Data excerpts:
○ ○ ○ ○

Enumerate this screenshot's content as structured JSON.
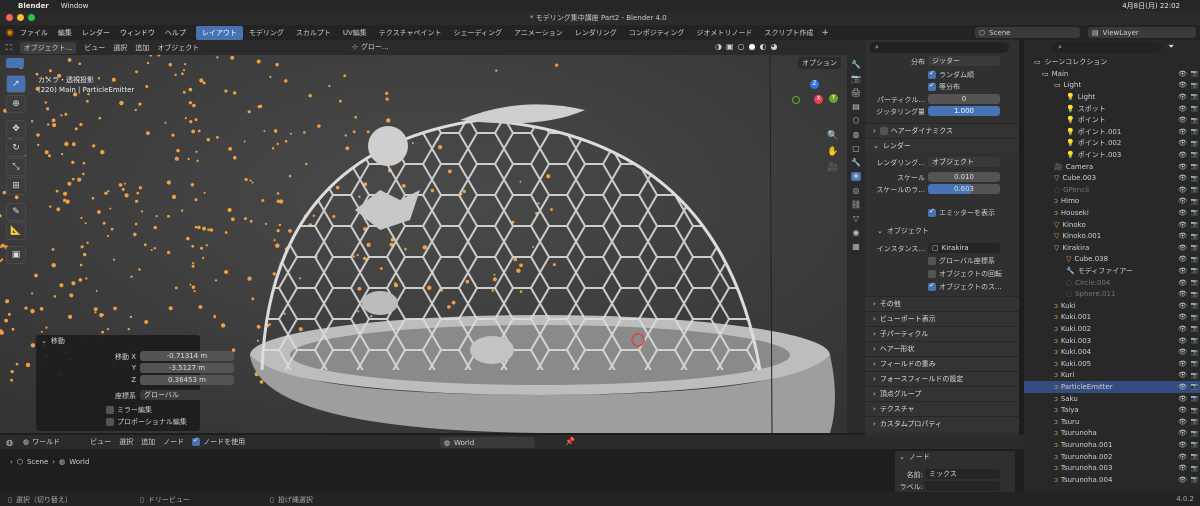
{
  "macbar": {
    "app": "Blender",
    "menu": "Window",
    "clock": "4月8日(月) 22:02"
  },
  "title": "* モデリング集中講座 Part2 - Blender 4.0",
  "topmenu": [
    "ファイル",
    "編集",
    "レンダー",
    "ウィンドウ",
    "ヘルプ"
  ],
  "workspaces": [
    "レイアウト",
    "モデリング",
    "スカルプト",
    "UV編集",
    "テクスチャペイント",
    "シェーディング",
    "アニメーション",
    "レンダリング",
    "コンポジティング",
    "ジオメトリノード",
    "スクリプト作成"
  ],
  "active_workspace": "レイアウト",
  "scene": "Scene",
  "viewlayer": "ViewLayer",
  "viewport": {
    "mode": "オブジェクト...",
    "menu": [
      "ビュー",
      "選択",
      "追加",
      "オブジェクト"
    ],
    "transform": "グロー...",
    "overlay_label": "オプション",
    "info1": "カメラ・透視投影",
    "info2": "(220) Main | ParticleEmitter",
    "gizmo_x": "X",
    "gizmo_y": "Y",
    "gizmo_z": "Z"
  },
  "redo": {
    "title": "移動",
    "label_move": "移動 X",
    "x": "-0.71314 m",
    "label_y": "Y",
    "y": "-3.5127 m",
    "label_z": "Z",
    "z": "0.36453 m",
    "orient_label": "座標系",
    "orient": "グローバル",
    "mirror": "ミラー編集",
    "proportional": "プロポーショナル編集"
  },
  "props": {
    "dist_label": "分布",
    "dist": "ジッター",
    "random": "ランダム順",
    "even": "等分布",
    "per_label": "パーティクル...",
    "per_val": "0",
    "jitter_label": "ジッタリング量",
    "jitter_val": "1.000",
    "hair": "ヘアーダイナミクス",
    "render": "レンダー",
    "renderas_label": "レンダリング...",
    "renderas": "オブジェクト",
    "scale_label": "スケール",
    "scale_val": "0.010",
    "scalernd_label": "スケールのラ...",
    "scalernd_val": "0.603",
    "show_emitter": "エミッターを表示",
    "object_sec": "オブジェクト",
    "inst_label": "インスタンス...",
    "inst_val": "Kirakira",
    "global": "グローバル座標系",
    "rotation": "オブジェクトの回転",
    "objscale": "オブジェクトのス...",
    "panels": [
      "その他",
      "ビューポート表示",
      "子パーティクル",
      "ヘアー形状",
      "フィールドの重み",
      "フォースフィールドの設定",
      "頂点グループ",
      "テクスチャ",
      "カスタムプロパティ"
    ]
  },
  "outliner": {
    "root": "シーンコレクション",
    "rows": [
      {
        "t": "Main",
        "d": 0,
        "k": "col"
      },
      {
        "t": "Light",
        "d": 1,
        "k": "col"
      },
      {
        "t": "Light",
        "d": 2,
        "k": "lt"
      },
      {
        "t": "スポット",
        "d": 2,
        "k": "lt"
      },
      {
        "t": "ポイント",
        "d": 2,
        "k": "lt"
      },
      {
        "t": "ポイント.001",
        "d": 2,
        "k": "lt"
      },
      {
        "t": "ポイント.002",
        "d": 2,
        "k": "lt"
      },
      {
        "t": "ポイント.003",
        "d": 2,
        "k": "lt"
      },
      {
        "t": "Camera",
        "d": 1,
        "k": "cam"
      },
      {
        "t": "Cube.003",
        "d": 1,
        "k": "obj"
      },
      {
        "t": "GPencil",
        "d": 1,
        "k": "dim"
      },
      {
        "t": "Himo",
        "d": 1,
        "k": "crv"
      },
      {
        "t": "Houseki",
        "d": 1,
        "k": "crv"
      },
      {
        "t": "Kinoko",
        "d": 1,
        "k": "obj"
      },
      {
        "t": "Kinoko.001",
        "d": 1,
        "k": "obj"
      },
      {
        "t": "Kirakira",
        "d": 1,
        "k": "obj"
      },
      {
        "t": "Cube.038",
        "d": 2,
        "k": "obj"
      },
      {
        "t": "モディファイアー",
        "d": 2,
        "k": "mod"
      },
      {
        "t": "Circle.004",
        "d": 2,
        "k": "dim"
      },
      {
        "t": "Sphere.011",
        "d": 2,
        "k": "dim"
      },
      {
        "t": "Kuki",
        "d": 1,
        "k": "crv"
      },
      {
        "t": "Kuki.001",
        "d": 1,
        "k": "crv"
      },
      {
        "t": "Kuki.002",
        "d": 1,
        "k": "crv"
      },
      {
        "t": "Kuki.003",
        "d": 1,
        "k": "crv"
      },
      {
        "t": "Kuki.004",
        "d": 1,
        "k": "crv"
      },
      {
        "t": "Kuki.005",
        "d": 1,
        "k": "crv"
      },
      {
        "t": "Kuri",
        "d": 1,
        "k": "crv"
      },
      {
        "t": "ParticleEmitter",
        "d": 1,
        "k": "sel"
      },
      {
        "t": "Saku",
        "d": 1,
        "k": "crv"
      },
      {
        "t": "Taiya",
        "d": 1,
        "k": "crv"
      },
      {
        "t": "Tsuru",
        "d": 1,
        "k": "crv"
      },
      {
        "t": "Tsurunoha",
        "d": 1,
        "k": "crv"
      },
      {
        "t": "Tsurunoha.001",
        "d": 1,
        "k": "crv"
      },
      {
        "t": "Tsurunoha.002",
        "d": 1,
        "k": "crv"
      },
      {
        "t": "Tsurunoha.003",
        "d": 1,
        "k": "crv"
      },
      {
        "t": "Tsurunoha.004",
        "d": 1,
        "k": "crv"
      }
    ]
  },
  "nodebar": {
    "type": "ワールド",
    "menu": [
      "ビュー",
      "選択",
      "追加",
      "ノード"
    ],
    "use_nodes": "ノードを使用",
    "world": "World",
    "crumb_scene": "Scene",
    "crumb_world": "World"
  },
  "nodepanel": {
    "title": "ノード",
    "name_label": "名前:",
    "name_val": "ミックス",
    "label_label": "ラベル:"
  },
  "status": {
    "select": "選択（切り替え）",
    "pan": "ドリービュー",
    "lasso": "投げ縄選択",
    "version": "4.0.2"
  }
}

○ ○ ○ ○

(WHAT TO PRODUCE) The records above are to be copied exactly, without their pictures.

(SOLUTION)
Enumerate this screenshot's content as structured JSON.
{
  "macbar": {
    "app": "Blender",
    "menu": "Window",
    "clock": "4月8日(月) 22:02"
  },
  "title": "* モデリング集中講座 Part2 - Blender 4.0",
  "topmenu": [
    "ファイル",
    "編集",
    "レンダー",
    "ウィンドウ",
    "ヘルプ"
  ],
  "workspaces": [
    "レイアウト",
    "モデリング",
    "スカルプト",
    "UV編集",
    "テクスチャペイント",
    "シェーディング",
    "アニメーション",
    "レンダリング",
    "コンポジティング",
    "ジオメトリノード",
    "スクリプト作成"
  ],
  "active_workspace": "レイアウト",
  "scene": "Scene",
  "viewlayer": "ViewLayer",
  "viewport": {
    "mode": "オブジェクト...",
    "menu": [
      "ビュー",
      "選択",
      "追加",
      "オブジェクト"
    ],
    "transform": "グロー...",
    "overlay_label": "オプション",
    "info1": "カメラ・透視投影",
    "info2": "(220) Main | ParticleEmitter",
    "gizmo_x": "X",
    "gizmo_y": "Y",
    "gizmo_z": "Z"
  },
  "redo": {
    "title": "移動",
    "label_move": "移動 X",
    "x": "-0.71314 m",
    "label_y": "Y",
    "y": "-3.5127 m",
    "label_z": "Z",
    "z": "0.36453 m",
    "orient_label": "座標系",
    "orient": "グローバル",
    "mirror": "ミラー編集",
    "proportional": "プロポーショナル編集"
  },
  "props": {
    "dist_label": "分布",
    "dist": "ジッター",
    "random": "ランダム順",
    "even": "等分布",
    "per_label": "パーティクル...",
    "per_val": "0",
    "jitter_label": "ジッタリング量",
    "jitter_val": "1.000",
    "hair": "ヘアーダイナミクス",
    "render": "レンダー",
    "renderas_label": "レンダリング...",
    "renderas": "オブジェクト",
    "scale_label": "スケール",
    "scale_val": "0.010",
    "scalernd_label": "スケールのラ...",
    "scalernd_val": "0.603",
    "show_emitter": "エミッターを表示",
    "object_sec": "オブジェクト",
    "inst_label": "インスタンス...",
    "inst_val": "Kirakira",
    "global": "グローバル座標系",
    "rotation": "オブジェクトの回転",
    "objscale": "オブジェクトのス...",
    "panels": [
      "その他",
      "ビューポート表示",
      "子パーティクル",
      "ヘアー形状",
      "フィールドの重み",
      "フォースフィールドの設定",
      "頂点グループ",
      "テクスチャ",
      "カスタムプロパティ"
    ]
  },
  "outliner": {
    "root": "シーンコレクション",
    "rows": [
      {
        "t": "Main",
        "d": 0,
        "k": "col"
      },
      {
        "t": "Light",
        "d": 1,
        "k": "col"
      },
      {
        "t": "Light",
        "d": 2,
        "k": "lt"
      },
      {
        "t": "スポット",
        "d": 2,
        "k": "lt"
      },
      {
        "t": "ポイント",
        "d": 2,
        "k": "lt"
      },
      {
        "t": "ポイント.001",
        "d": 2,
        "k": "lt"
      },
      {
        "t": "ポイント.002",
        "d": 2,
        "k": "lt"
      },
      {
        "t": "ポイント.003",
        "d": 2,
        "k": "lt"
      },
      {
        "t": "Camera",
        "d": 1,
        "k": "cam"
      },
      {
        "t": "Cube.003",
        "d": 1,
        "k": "obj"
      },
      {
        "t": "GPencil",
        "d": 1,
        "k": "dim"
      },
      {
        "t": "Himo",
        "d": 1,
        "k": "crv"
      },
      {
        "t": "Houseki",
        "d": 1,
        "k": "crv"
      },
      {
        "t": "Kinoko",
        "d": 1,
        "k": "obj"
      },
      {
        "t": "Kinoko.001",
        "d": 1,
        "k": "obj"
      },
      {
        "t": "Kirakira",
        "d": 1,
        "k": "obj"
      },
      {
        "t": "Cube.038",
        "d": 2,
        "k": "obj"
      },
      {
        "t": "モディファイアー",
        "d": 2,
        "k": "mod"
      },
      {
        "t": "Circle.004",
        "d": 2,
        "k": "dim"
      },
      {
        "t": "Sphere.011",
        "d": 2,
        "k": "dim"
      },
      {
        "t": "Kuki",
        "d": 1,
        "k": "crv"
      },
      {
        "t": "Kuki.001",
        "d": 1,
        "k": "crv"
      },
      {
        "t": "Kuki.002",
        "d": 1,
        "k": "crv"
      },
      {
        "t": "Kuki.003",
        "d": 1,
        "k": "crv"
      },
      {
        "t": "Kuki.004",
        "d": 1,
        "k": "crv"
      },
      {
        "t": "Kuki.005",
        "d": 1,
        "k": "crv"
      },
      {
        "t": "Kuri",
        "d": 1,
        "k": "crv"
      },
      {
        "t": "ParticleEmitter",
        "d": 1,
        "k": "sel"
      },
      {
        "t": "Saku",
        "d": 1,
        "k": "crv"
      },
      {
        "t": "Taiya",
        "d": 1,
        "k": "crv"
      },
      {
        "t": "Tsuru",
        "d": 1,
        "k": "crv"
      },
      {
        "t": "Tsurunoha",
        "d": 1,
        "k": "crv"
      },
      {
        "t": "Tsurunoha.001",
        "d": 1,
        "k": "crv"
      },
      {
        "t": "Tsurunoha.002",
        "d": 1,
        "k": "crv"
      },
      {
        "t": "Tsurunoha.003",
        "d": 1,
        "k": "crv"
      },
      {
        "t": "Tsurunoha.004",
        "d": 1,
        "k": "crv"
      }
    ]
  },
  "nodebar": {
    "type": "ワールド",
    "menu": [
      "ビュー",
      "選択",
      "追加",
      "ノード"
    ],
    "use_nodes": "ノードを使用",
    "world": "World",
    "crumb_scene": "Scene",
    "crumb_world": "World"
  },
  "nodepanel": {
    "title": "ノード",
    "name_label": "名前:",
    "name_val": "ミックス",
    "label_label": "ラベル:"
  },
  "status": {
    "select": "選択（切り替え）",
    "pan": "ドリービュー",
    "lasso": "投げ縄選択",
    "version": "4.0.2"
  }
}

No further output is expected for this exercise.